Saladino organized the seminar due to the rising number of foreclosures on Long Island. In 2008, there were 50,032 foreclosures filed in New York State. On Long Island, there has been a 17 percent jump in filings from a year ago and nearly a 29 percent increase in April 2009 compared to March 2009. In Nassau County alone, 537 new foreclosure cases were opened last month, compared to 440 new cases in March 2009 and 398 new cases in April 2008.

“The foreclosure problem is tremendous,” said Saladino. “Nassau and Suffolk counties have the highest percentage in New York State. In many cases, it is no fault of the homeowner; it is due to the escalating property taxes. We could see property taxes double every seven to ten years. It’s not sustainable.”

More than a dozen residents gathered in the library’s meeting room to listen to Michelle DiBenedetto, director of public outreach for the Long Island Housing Partnership and Jacki Rogoff and Elli Hecht, co-executive directors for New York Mortgage Advocates. Assemblyman Saladino sat with the panel and moderated the discussion as they described different options available and provided information on experts who will counsel residents at the meeting and in private.

DiBenedetto explained how her group employs HUD-certified mortgage counselors to work with homeowners one-on-one before they face foreclosure. “We offer a personal service,” she said. “Not everyone is the same.

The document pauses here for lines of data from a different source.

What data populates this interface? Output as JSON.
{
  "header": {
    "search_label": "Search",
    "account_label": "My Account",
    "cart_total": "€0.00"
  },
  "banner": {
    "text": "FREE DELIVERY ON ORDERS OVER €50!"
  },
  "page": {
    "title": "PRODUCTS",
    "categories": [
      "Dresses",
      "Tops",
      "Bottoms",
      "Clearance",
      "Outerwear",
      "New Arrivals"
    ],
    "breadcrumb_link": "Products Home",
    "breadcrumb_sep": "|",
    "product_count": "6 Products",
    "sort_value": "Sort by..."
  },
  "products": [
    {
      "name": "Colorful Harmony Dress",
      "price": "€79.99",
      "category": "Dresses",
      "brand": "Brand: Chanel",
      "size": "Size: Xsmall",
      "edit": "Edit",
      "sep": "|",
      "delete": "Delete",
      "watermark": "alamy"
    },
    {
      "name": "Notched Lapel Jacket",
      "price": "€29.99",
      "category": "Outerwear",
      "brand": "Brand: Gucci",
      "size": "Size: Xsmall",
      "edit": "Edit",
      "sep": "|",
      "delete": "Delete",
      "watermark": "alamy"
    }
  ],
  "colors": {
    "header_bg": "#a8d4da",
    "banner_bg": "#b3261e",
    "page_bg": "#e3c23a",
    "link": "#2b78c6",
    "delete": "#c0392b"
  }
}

By working with us, we can save you time. We know exactly who to contact; that’s our expertise. We estimate that 6.5 million people will be affected by foreclosure by 2012, or one out of six; that’s a huge impact.”

Rogoff and Hecht enlightened the crowd by explaining the new mandatory settlement conferences in residential foreclosure actions that New York State Banking Department is offering. These settlement conferences are held between the homeowner and the bank in front of a judge to see if they can reach a mutually agreeable resolution, which may include payment schedules or modifications to the loan.

“The law requires a 90-day timeline for foreclosures,” said Hecht. “This gives you time as the homeowner to be pro-active and find ways to fix the problem before you lose your home. We, at New York Mortgage Advocates, offer free help.”

Added Rogoff, “Banks are required by law to give you those 90 days. Demand that you want a mandatory settlement conference and get a bank officer to sit down with you.”

One audience member asked why banks that took TARP (Troubled Asset Relief Program) funds from the government aren’t more willing to work with homeowners who have lost their jobs or are unable to pay their mortgage payments. Rogoff said that they do have to help homeowners.

“If a bank took TARP funds, it is in their contract that they have to work with homeowners who are in trouble with their mortgage. If they won’t, call HUD (U.S. Department of Housing and Urban Development) for assistance,” he said.

While the recession is taking its toll with lost jobs and income, Saladino is also concerned about escalating high property taxes on Long Island. “Even if you get your mortgage payments under control, you still have to pay the property taxes, which in some areas are double-digit. These payments cannot be lowered or reduced. Everyone needs to get involved in politics to let our concerns be heard in Albany about these burdensome taxes. The new budget in Albany is one of the worst that I’ve ever seen and it is loaded with new taxes,” he said.

Saladino added, “There are combinations of factors that push residents into foreclosure. I am hoping people will work with these counselors and assistance groups before foreclosure ruins their finances and takes their home. Yes, these are tough times, but together we will work to avoid the pitfalls of a declining economy and keep alive the American dream of homeownership.”

For further information, contact the Long Island Housing Partnership, Michelle DiBenedetto at 631-435-4710, ext. 326 or www.lihp.org; and Jacki Rogoff and Elli Hecht of New York Mortgage Advocates at 516-374-4564 or www.mortgageadvocates.org.